DIY Guide to Setting Up an LCD with Arduino


Driving an LCD Screen with an Arduino


This tutorial describes how to use an Arduino to drive an LCD screen.


Arduinos are popular microcontroller boards and a common desired functionality is to use them to drive LCD screens, usually to relay information to the user. In this tutorial, I will teach you how to use the Adafruit I2C/SPI LCD Backpack with an Arduino microcontroller board to drive a LCD.


  1. Arduino Uno R3
  2. I2C/SPI LCD Backpack
  3. RGB LCD 20×4
  4. 9V, 1A Power Adapter
  5. Jumper Wires
  6. USB Cable (A-to-B)
  7. Breadboard

Table of Contents

  1. Wiring the Circuit
  2. Writing the Code
    1. Configuration
    2. Setup
    3. Loop
  3. Uploading and Running the Code


1. Wiring the Circuit

LCDs require many connections to a driver to work. Managing all these connections all the time can become both cumbersome and annoying. Luckily, Adafruit has made an I2C/SPI LCD Backpack that works with most LCDs. This backpack conveniently reduces the number of connections between your microcontroller and the LCD to 4.

I always like to make a wiring diagram (Figure 1: Arduino-LCD Schematic) using Fritzing, an open-sources schematic capture and PCB routing software. You can download Fritzing using the following link (optional):

Figure 1: Arduino-LCD Schematic

Pin 1 on the LCD goes to Pin 1 on the LCD Backpack. The rest of the pins are wired sequentially. This can be done on a breadboard or the backpack can be soldered to LCD as I have done.

I2C and SPI are two very popular serial interface buses.
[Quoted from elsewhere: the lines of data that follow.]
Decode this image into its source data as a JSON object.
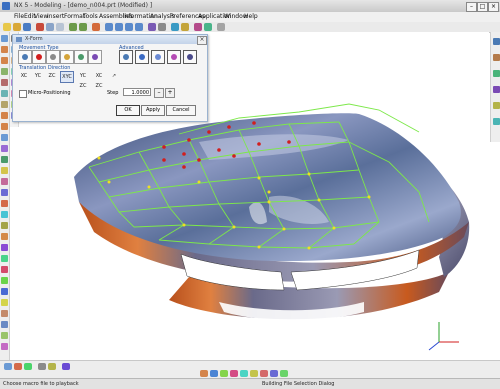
{
  "window": {
    "title": "NX 5 - Modeling - [demo_n004.prt (Modified) ]",
    "controls": {
      "minimize": "–",
      "maximize": "□",
      "close": "×"
    }
  },
  "menu": [
    "File",
    "Edit",
    "View",
    "Insert",
    "Format",
    "Tools",
    "Assemblies",
    "Information",
    "Analysis",
    "Preferences",
    "Application",
    "Window",
    "Help"
  ],
  "dialog": {
    "title": "X-Form",
    "movement_type_label": "Movement Type",
    "advanced_label": "Advanced",
    "translation_direction_label": "Translation Direction",
    "translation_options": [
      "XC",
      "YC",
      "ZC",
      "XYC",
      "YC ZC",
      "XC ZC"
    ],
    "selected_translation": "XYC",
    "micro_positioning_label": "Micro-Positioning",
    "micro_positioning_checked": false,
    "step_label": "Step",
    "step_value": "1.0000",
    "spin_minus": "–",
    "spin_plus": "+",
    "ok_label": "OK",
    "apply_label": "Apply",
    "cancel_label": "Cancel"
  },
  "status": {
    "left": "Choose macro file to playback",
    "center": "Building File Selection Dialog"
  },
  "icons": {
    "move": "move-icon",
    "rotate": "rotate-icon",
    "scale": "scale-icon",
    "smooth": "smooth-icon",
    "adv1": "advanced-tool-1-icon",
    "adv2": "advanced-tool-2-icon",
    "adv3": "advanced-tool-3-icon",
    "adv4": "advanced-tool-4-icon"
  },
  "colors": {
    "dialog_accent": "#1a4fa0",
    "control_grid": "#7de84a",
    "pole_red": "#d21e1e",
    "pole_yellow": "#f0e020",
    "surface_blue": "#5a6f9a",
    "surface_orange": "#c85a1e"
  }
}
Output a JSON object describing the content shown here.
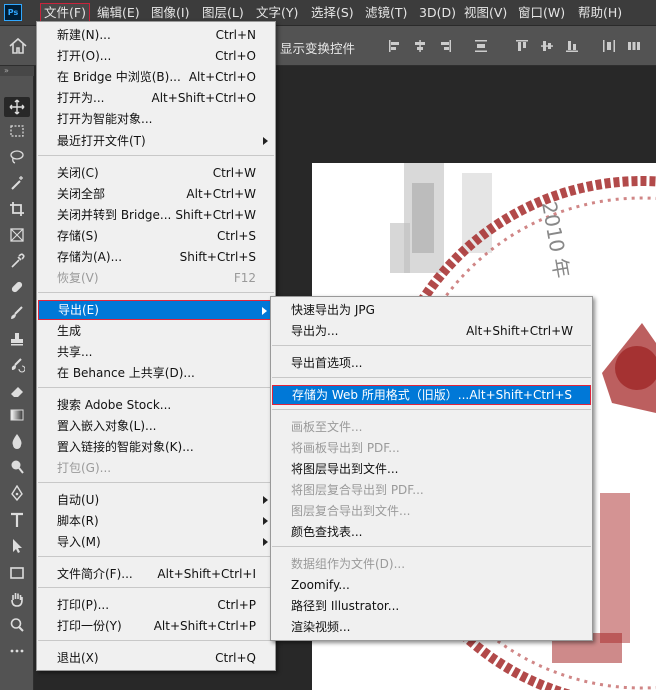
{
  "app": {
    "logo_text": "Ps"
  },
  "menubar": {
    "items": [
      {
        "label": "文件(F)"
      },
      {
        "label": "编辑(E)"
      },
      {
        "label": "图像(I)"
      },
      {
        "label": "图层(L)"
      },
      {
        "label": "文字(Y)"
      },
      {
        "label": "选择(S)"
      },
      {
        "label": "滤镜(T)"
      },
      {
        "label": "3D(D)"
      },
      {
        "label": "视图(V)"
      },
      {
        "label": "窗口(W)"
      },
      {
        "label": "帮助(H)"
      }
    ]
  },
  "options_bar": {
    "show_transform_controls": "显示变换控件"
  },
  "tools": [
    {
      "icon": "move-tool-icon"
    },
    {
      "icon": "marquee-tool-icon"
    },
    {
      "icon": "lasso-tool-icon"
    },
    {
      "icon": "magic-wand-icon"
    },
    {
      "icon": "crop-tool-icon"
    },
    {
      "icon": "frame-tool-icon"
    },
    {
      "icon": "eyedropper-icon"
    },
    {
      "icon": "healing-brush-icon"
    },
    {
      "icon": "brush-tool-icon"
    },
    {
      "icon": "stamp-tool-icon"
    },
    {
      "icon": "history-brush-icon"
    },
    {
      "icon": "eraser-icon"
    },
    {
      "icon": "gradient-tool-icon"
    },
    {
      "icon": "blur-tool-icon"
    },
    {
      "icon": "dodge-tool-icon"
    },
    {
      "icon": "pen-tool-icon"
    },
    {
      "icon": "type-tool-icon"
    },
    {
      "icon": "path-select-icon"
    },
    {
      "icon": "rectangle-tool-icon"
    },
    {
      "icon": "hand-tool-icon"
    },
    {
      "icon": "zoom-tool-icon"
    },
    {
      "icon": "more-tools-icon"
    }
  ],
  "file_menu": {
    "items": [
      {
        "label": "新建(N)...",
        "shortcut": "Ctrl+N"
      },
      {
        "label": "打开(O)...",
        "shortcut": "Ctrl+O"
      },
      {
        "label": "在 Bridge 中浏览(B)...",
        "shortcut": "Alt+Ctrl+O"
      },
      {
        "label": "打开为...",
        "shortcut": "Alt+Shift+Ctrl+O"
      },
      {
        "label": "打开为智能对象...",
        "shortcut": ""
      },
      {
        "label": "最近打开文件(T)",
        "shortcut": ""
      },
      {
        "label": "关闭(C)",
        "shortcut": "Ctrl+W"
      },
      {
        "label": "关闭全部",
        "shortcut": "Alt+Ctrl+W"
      },
      {
        "label": "关闭并转到 Bridge...",
        "shortcut": "Shift+Ctrl+W"
      },
      {
        "label": "存储(S)",
        "shortcut": "Ctrl+S"
      },
      {
        "label": "存储为(A)...",
        "shortcut": "Shift+Ctrl+S"
      },
      {
        "label": "恢复(V)",
        "shortcut": "F12"
      },
      {
        "label": "导出(E)",
        "shortcut": ""
      },
      {
        "label": "生成",
        "shortcut": ""
      },
      {
        "label": "共享...",
        "shortcut": ""
      },
      {
        "label": "在 Behance 上共享(D)...",
        "shortcut": ""
      },
      {
        "label": "搜索 Adobe Stock...",
        "shortcut": ""
      },
      {
        "label": "置入嵌入对象(L)...",
        "shortcut": ""
      },
      {
        "label": "置入链接的智能对象(K)...",
        "shortcut": ""
      },
      {
        "label": "打包(G)...",
        "shortcut": ""
      },
      {
        "label": "自动(U)",
        "shortcut": ""
      },
      {
        "label": "脚本(R)",
        "shortcut": ""
      },
      {
        "label": "导入(M)",
        "shortcut": ""
      },
      {
        "label": "文件简介(F)...",
        "shortcut": "Alt+Shift+Ctrl+I"
      },
      {
        "label": "打印(P)...",
        "shortcut": "Ctrl+P"
      },
      {
        "label": "打印一份(Y)",
        "shortcut": "Alt+Shift+Ctrl+P"
      },
      {
        "label": "退出(X)",
        "shortcut": "Ctrl+Q"
      }
    ]
  },
  "export_submenu": {
    "items": [
      {
        "label": "快速导出为 JPG",
        "shortcut": ""
      },
      {
        "label": "导出为...",
        "shortcut": "Alt+Shift+Ctrl+W"
      },
      {
        "label": "导出首选项...",
        "shortcut": ""
      },
      {
        "label": "存储为 Web 所用格式（旧版）...",
        "shortcut": "Alt+Shift+Ctrl+S"
      },
      {
        "label": "画板至文件...",
        "shortcut": ""
      },
      {
        "label": "将画板导出到 PDF...",
        "shortcut": ""
      },
      {
        "label": "将图层导出到文件...",
        "shortcut": ""
      },
      {
        "label": "将图层复合导出到 PDF...",
        "shortcut": ""
      },
      {
        "label": "图层复合导出到文件...",
        "shortcut": ""
      },
      {
        "label": "颜色查找表...",
        "shortcut": ""
      },
      {
        "label": "数据组作为文件(D)...",
        "shortcut": ""
      },
      {
        "label": "Zoomify...",
        "shortcut": ""
      },
      {
        "label": "路径到 Illustrator...",
        "shortcut": ""
      },
      {
        "label": "渲染视频...",
        "shortcut": ""
      }
    ]
  },
  "colors": {
    "highlight": "#0078d7",
    "focus_outline": "#e0243c",
    "stamp_red": "#a52a2a"
  }
}
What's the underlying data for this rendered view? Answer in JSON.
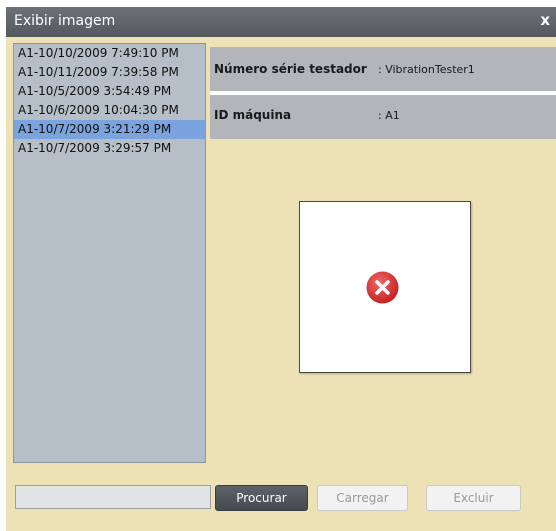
{
  "window": {
    "title": "Exibir imagem",
    "close_label": "x"
  },
  "image_list": {
    "items": [
      {
        "label": "A1-10/10/2009 7:49:10 PM",
        "selected": false
      },
      {
        "label": "A1-10/11/2009 7:39:58 PM",
        "selected": false
      },
      {
        "label": "A1-10/5/2009 3:54:49 PM",
        "selected": false
      },
      {
        "label": "A1-10/6/2009 10:04:30 PM",
        "selected": false
      },
      {
        "label": "A1-10/7/2009 3:21:29 PM",
        "selected": true
      },
      {
        "label": "A1-10/7/2009 3:29:57 PM",
        "selected": false
      }
    ]
  },
  "details": {
    "serial_label": "Número série testador",
    "serial_value": ": VibrationTester1",
    "machine_label": "ID máquina",
    "machine_value": ": A1"
  },
  "preview": {
    "icon": "error-icon",
    "icon_color": "#d93a3a"
  },
  "footer": {
    "path_value": "",
    "browse_label": "Procurar",
    "load_label": "Carregar",
    "delete_label": "Excluir"
  },
  "colors": {
    "background": "#ede2b6",
    "titlebar": "#5e636a",
    "list_background": "#b6bec7",
    "selection": "#7ba4de",
    "info_row": "#b3b5ba"
  }
}
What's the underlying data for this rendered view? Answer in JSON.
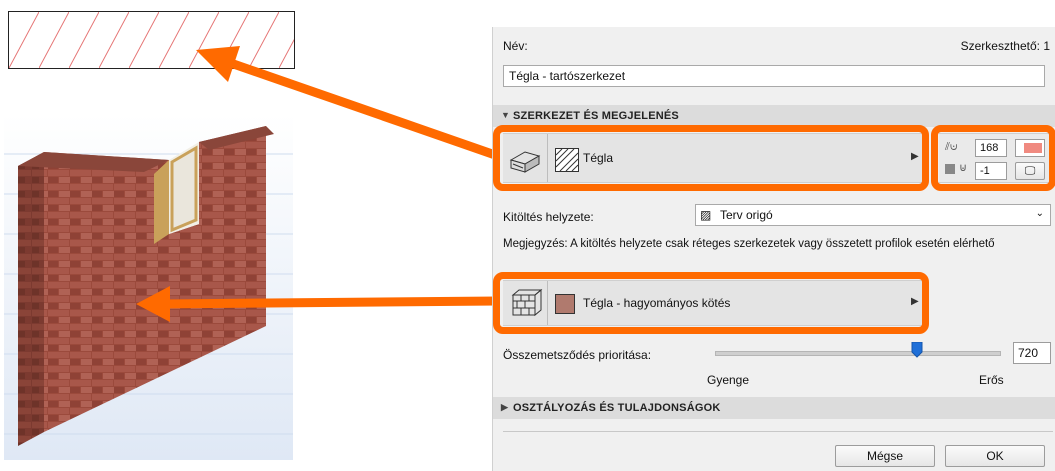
{
  "dialog": {
    "name_label": "Név:",
    "editable_label": "Szerkeszthető: 1",
    "name_value": "Tégla - tartószerkezet",
    "section_structure": "SZERKEZET ÉS MEGJELENÉS",
    "structure_material": "Tégla",
    "pen_value": "168",
    "bg_pen_value": "-1",
    "fill_position_label": "Kitöltés helyzete:",
    "fill_position_value": "Terv origó",
    "note": "Megjegyzés: A kitöltés helyzete csak réteges szerkezetek vagy összetett profilok esetén elérhető",
    "surface_material": "Tégla - hagyományos kötés",
    "priority_label": "Összemetsződés prioritása:",
    "priority_value": "720",
    "priority_fraction": 0.72,
    "slider_min_label": "Gyenge",
    "slider_max_label": "Erős",
    "section_classification": "OSZTÁLYOZÁS ÉS TULAJDONSÁGOK",
    "cancel_label": "Mégse",
    "ok_label": "OK"
  },
  "colors": {
    "highlight": "#ff6a00",
    "brick": "#b07a6e",
    "pen_swatch": "#f08a80"
  },
  "icons": [
    "hatch-fill-icon",
    "cut-surface-icon",
    "pen-icon",
    "brick-wall-icon",
    "screen-icon",
    "chevron-right-icon",
    "chevron-down-icon"
  ]
}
This tutorial covers interfacing your Arduino to the LCD Backpack using I2C, but the LCD Backpack can interface with SPI too. You can set the I2C address (A0, A1, A2) or enable SPI (SPI Enable) by jumpering the solder jumpers on the backpack (Figure 2: Solder Jumpers on LCD Backpack). The only circuit using I2C in the tutorial is the LCD Backpack, so we do not need to change the current configurations. This means the LCD Backpack will have an I2C address of 0 (0x00).

Figure 2: Solder Jumpers on LCD Backpack

To interface the LCD Backpack to the Arduino, connect 5V and a ground pin on the Arduino to the 5V and ground pin on the LCD Backpack. This will provide the LCD and LCD Backpack with power. Note: The LCD requires 5V minimum to work properly. The next two connections are serial data and serial clock. The serial clock connection (orange wire) is between the SCL pin on the Arduino and the CLK pin on the backpack. The serial data connection (blue wire) is between the SDA pin on the Arduino and the DAT pin on the backpack.

Figure 3: LCD Backpack Pinout

2. Writing the Code

2.1 Configuration

The first part of the code is to include the Adafruit_LiquidCrystal header file. This allows you to use the functions in this library. Because the Adafruit_LiquidCrystal library is automatically downloaded with Arduino IDE, this tutorial doesn’t cover downloading Arduino libraries.

Next, we set our LCD Backpack address to 0 (remember, we have not jumpered any of the solder jumpers).

Finally, I make one global variable called timer that I will use in the loop section later.

2.2 Setup

Before writing to the LCD, it needs to be initialized. The “begin” function does this by telling the LCD Backpack how many characters are on the display. Since the LCD I am using has a backlight, I also turn the backlight on.

Now that the LCD is initialized, I write “Test Code” to check that everything is working. This code sets the cursor to a starting position, writes “Test” to the display, waits 2 seconds, and then clears the display.

Figure 4: Setup Code

2.3 Loop

The loop part of the code uses the millis() function and divides by 1000 to compute how long the program has been running. The code then uses the print and setCursor functions to display the program time across the LCD. The loop then waits a second before repeating.

Figure 5: Loop Code

3. Uploading and Running the Code

Upload the code to the Arduino. Make sure the Arduino is connected using the 9V Power Adapter because power over USB is not sufficient to power both the Arduino and the LCD display. Once the program begins you should see “Test” across the LCD display as the program runs through setup (Figure 2: LCD Displaying “Test”). When the program loop begins you will see the time program displayed and updating every second (Figure 3: LCD Display Program Runtime – 8(s)). Congrats! You now have an easy-to-use LCD screen for your Arduino board and can use it as a display for future projects. A tip to keep in mind: I2C is a slow bus and if you are constantly updating your LCD you will take time away from the controller performing other tasks.

Figure 6: LCD Displaying “Test”

Figure 7: LCD Display Program Runtime – 8(s)

Figure 8: LCD Displaying Program Runtime – 28(s)

Appendix: Arduino_LED Code in Text